Lines with the string "START" must each be copied from the listing.

### TASK DATA
:::::

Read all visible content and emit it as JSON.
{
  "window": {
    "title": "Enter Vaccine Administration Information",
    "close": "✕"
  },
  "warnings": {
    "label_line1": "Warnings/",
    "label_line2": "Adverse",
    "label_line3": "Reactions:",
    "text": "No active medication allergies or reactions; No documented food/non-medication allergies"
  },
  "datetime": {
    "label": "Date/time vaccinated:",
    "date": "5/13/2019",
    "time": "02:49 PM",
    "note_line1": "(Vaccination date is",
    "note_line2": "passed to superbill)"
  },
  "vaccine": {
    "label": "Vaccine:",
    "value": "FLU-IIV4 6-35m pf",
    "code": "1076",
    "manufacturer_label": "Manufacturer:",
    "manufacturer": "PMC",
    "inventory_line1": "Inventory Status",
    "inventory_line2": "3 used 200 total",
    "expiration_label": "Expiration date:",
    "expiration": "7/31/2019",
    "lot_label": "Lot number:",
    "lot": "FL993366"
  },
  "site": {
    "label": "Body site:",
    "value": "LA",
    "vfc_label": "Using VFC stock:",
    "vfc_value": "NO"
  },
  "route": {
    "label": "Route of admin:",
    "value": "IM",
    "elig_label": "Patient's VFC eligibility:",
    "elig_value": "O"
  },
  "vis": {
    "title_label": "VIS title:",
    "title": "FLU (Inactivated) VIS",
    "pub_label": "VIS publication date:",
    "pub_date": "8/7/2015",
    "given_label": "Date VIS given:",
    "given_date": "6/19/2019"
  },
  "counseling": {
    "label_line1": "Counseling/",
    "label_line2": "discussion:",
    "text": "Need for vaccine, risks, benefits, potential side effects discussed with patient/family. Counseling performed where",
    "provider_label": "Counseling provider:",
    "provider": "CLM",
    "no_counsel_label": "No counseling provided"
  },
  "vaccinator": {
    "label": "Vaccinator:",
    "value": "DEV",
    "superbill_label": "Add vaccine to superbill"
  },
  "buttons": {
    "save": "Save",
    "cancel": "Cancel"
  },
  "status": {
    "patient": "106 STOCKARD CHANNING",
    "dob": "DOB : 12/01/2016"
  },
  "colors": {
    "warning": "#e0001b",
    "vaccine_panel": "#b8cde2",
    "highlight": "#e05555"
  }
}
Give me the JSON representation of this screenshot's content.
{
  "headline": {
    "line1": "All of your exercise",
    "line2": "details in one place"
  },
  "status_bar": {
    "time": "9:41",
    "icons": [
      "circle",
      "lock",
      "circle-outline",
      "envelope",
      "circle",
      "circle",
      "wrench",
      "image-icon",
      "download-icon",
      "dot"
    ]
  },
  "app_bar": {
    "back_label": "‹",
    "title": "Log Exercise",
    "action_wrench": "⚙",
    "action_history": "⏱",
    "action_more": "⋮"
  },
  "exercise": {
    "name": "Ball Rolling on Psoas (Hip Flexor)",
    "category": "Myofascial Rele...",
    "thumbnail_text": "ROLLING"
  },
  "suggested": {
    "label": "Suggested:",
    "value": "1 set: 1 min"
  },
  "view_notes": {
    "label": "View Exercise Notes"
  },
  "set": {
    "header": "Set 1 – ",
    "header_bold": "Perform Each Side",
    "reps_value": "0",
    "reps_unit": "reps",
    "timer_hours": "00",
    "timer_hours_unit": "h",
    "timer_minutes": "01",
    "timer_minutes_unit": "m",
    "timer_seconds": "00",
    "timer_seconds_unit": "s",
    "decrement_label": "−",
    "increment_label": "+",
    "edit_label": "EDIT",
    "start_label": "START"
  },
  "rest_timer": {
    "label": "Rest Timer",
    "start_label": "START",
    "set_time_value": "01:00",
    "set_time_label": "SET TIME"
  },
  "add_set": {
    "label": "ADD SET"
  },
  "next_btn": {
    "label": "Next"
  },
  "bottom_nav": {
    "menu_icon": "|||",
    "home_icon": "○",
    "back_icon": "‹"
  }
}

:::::

### COMPLETED EXERCISE
    "start_label": "START"
    "start_label": "START",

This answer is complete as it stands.